:: EXERCISE DIRECTIONS ::
Return, from the material below, each line in which the word "settings" is present.

——

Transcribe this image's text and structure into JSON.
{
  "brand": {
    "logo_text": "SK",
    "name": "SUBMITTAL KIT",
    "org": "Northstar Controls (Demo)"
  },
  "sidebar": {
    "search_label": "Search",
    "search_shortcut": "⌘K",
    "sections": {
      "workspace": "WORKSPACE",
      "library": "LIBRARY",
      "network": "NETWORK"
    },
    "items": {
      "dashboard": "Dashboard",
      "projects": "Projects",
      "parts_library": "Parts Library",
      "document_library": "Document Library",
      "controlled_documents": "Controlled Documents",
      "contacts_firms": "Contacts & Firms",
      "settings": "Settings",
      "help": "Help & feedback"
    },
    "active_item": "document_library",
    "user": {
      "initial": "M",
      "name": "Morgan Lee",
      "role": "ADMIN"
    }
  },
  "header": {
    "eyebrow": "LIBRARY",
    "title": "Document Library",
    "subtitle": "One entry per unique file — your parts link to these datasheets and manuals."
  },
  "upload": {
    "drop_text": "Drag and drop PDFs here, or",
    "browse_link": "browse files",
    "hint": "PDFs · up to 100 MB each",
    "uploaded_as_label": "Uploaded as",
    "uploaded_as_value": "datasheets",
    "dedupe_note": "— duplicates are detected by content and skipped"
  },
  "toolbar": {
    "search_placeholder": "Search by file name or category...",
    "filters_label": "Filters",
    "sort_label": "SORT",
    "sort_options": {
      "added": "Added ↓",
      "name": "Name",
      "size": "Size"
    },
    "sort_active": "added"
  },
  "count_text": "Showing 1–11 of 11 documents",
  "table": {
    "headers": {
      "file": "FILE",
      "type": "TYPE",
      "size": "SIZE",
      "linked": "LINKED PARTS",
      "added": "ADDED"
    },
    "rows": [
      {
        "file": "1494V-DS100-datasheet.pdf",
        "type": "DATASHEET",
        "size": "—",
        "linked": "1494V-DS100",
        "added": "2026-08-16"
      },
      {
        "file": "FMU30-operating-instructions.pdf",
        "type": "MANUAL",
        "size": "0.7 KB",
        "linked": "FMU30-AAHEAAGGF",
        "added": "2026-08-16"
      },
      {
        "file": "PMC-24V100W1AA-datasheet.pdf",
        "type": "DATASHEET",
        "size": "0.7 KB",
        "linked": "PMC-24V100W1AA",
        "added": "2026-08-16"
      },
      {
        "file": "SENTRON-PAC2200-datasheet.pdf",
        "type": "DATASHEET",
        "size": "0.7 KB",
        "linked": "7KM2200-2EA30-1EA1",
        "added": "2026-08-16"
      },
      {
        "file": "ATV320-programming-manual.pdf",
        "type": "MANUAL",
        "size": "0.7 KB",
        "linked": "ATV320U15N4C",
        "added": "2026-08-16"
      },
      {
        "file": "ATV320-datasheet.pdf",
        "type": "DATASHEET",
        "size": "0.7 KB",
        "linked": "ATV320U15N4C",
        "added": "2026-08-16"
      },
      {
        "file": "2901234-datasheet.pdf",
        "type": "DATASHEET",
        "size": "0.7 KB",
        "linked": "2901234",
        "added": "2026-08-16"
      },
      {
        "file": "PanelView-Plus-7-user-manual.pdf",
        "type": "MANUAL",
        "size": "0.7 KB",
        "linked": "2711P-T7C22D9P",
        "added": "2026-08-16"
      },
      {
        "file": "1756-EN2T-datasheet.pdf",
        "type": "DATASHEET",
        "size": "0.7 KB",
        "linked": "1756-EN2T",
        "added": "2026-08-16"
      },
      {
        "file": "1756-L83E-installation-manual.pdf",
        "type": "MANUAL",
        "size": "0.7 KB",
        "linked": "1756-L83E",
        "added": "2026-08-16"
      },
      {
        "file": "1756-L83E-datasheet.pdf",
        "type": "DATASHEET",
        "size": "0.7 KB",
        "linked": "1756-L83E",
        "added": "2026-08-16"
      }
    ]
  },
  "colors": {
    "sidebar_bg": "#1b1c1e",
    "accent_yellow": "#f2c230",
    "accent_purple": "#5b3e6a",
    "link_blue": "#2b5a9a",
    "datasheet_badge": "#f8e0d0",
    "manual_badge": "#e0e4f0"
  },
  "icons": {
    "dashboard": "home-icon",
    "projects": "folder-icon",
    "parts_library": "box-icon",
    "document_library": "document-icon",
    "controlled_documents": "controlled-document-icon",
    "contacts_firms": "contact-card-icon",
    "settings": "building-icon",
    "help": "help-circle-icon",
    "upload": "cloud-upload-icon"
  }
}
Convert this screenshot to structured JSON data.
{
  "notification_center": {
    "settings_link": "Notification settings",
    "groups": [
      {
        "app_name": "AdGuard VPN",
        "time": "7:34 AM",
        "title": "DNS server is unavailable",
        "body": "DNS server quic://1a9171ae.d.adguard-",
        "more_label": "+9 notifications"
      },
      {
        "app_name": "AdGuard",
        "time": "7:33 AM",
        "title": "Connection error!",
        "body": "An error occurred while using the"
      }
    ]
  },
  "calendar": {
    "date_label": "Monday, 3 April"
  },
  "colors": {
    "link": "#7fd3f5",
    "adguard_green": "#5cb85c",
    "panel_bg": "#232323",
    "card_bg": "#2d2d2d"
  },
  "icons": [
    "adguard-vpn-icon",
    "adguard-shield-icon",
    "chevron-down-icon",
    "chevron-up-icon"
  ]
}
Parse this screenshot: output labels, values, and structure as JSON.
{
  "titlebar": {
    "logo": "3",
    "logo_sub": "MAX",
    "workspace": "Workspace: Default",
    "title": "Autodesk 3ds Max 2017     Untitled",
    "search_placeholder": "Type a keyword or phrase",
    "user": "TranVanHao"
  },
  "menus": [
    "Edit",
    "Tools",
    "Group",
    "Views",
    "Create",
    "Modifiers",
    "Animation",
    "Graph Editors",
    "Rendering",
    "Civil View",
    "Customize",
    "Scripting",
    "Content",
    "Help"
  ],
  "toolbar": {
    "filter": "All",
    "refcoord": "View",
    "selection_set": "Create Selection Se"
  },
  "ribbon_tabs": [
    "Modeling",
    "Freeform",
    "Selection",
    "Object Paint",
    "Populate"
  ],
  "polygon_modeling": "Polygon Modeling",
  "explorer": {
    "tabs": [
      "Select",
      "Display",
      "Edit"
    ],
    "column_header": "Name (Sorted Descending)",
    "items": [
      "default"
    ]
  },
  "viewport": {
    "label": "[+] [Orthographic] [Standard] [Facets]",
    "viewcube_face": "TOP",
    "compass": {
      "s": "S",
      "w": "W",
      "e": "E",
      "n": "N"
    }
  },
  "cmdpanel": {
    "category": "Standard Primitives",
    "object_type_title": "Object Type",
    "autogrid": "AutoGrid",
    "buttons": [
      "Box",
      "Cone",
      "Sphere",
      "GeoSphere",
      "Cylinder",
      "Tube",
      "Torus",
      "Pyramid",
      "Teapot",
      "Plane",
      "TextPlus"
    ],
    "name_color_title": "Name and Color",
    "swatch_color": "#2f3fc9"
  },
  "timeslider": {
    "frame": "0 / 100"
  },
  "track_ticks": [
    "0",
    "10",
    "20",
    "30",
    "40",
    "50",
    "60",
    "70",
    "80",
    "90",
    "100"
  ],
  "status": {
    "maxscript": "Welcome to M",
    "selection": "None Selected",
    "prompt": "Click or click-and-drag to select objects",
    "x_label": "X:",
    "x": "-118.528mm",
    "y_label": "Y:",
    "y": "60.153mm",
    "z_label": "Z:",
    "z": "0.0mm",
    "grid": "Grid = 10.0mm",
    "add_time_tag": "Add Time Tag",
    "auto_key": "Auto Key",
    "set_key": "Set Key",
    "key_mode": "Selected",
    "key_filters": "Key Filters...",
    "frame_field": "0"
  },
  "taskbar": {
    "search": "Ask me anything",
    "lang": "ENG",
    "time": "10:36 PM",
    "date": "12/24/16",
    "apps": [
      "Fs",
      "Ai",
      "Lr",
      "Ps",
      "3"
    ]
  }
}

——

:: OUTPUT OF THE TASK ::
      "settings": "Settings",
    "settings": "building-icon",
    "settings_link": "Notification settings",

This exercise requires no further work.